Forms of bribe can be cash, kind, putting influential man’s relative on payroll, granting agency/consultancy rights, paying in a foreign country in foreign currency, cash plus grant of some project, giving special discounts on purchases, taking foreign officials on junkets, scholarships to family members, loosing in sports to foreign officials, political contributions, lobbying, philanthropy, etc.
A question is often asked – Is corruption culture-bound? There are two dimensions to bribery – legal and ethical. What is illegal shall certainly be unethical but what may be unethical need not be illegal. However, what is illegal may not be an evil. Ethics depend on the moral values of a particular culture. In some of the countries, the tipping practice in the Western world is not considered as bribe, but when the same people are asked to pay in other part of the globe, it is termed as bribe.
Then what to do? We have seen bribery being a relative concept and not an abstract. No society is immune to corruption. Difference is only of degree. No law can stop it in totality. The inner values alone can put a check. Unless the inequality between nations and within the nation is overcome, how it can be stopped! In business schools, we teach MBA students to show results rather than truth to go up the ladder.

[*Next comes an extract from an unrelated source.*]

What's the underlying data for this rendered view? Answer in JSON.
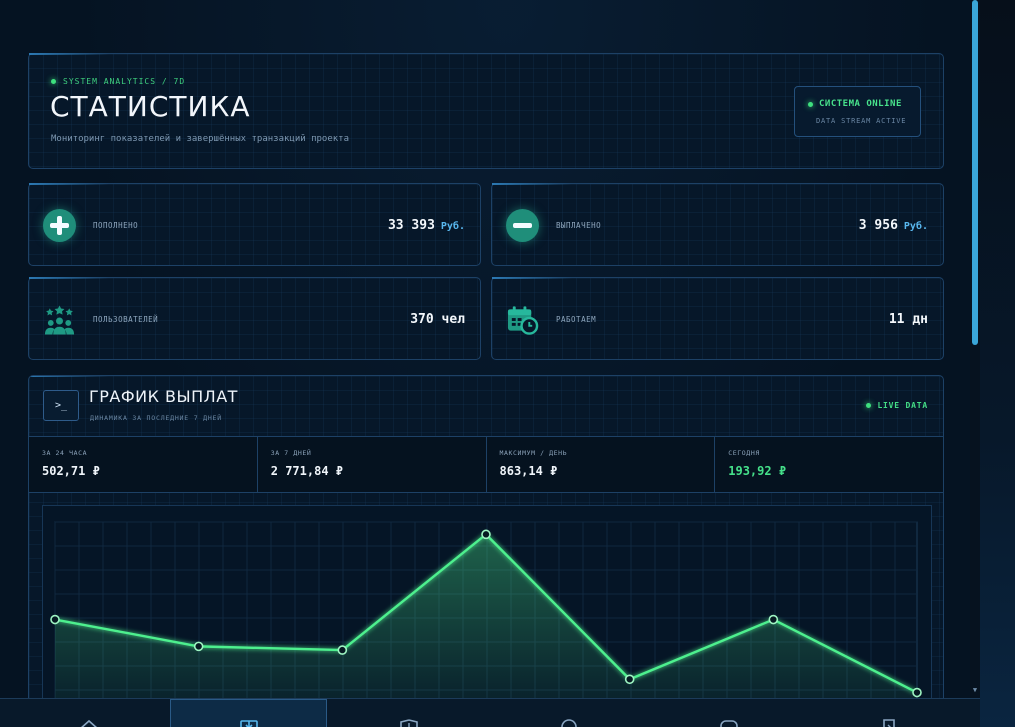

What role model the governments play. Did the US and the UK not bribe key people in Iraq? Understanding this very nature of human beings, Lord Krishna rightly preached that “everything is fair in love and war”
The Transparency International’s (TI) Corruption Perception Index (CPI) shows that 70 countries out of 102 score less than 5 out of a clean score of 10, which include many rich countries whose firms invest in developing countries.
Corruption is covert. Parties to bribery at both the giving and the receiving end extend themselves to keep these transactions hidden from others. Such practices may be known widely, but the specific acts of corruption are founded on secrecy and vehemently denied when evidence of them is alleged. Second, corruption often involves collusion between the relevant parties.
The practice of corruption benefits all concerned. Third, corrupt practices are committed by widely dispersed actors rather than by large collectivities. Those who seek to expose corruption must focus on particular individuals whose dispersion within a system is never clear or concentrated. Fourth, corruption is a relatively recent entry high on the global agenda. Earlier people didn’t speak, but now people are talking.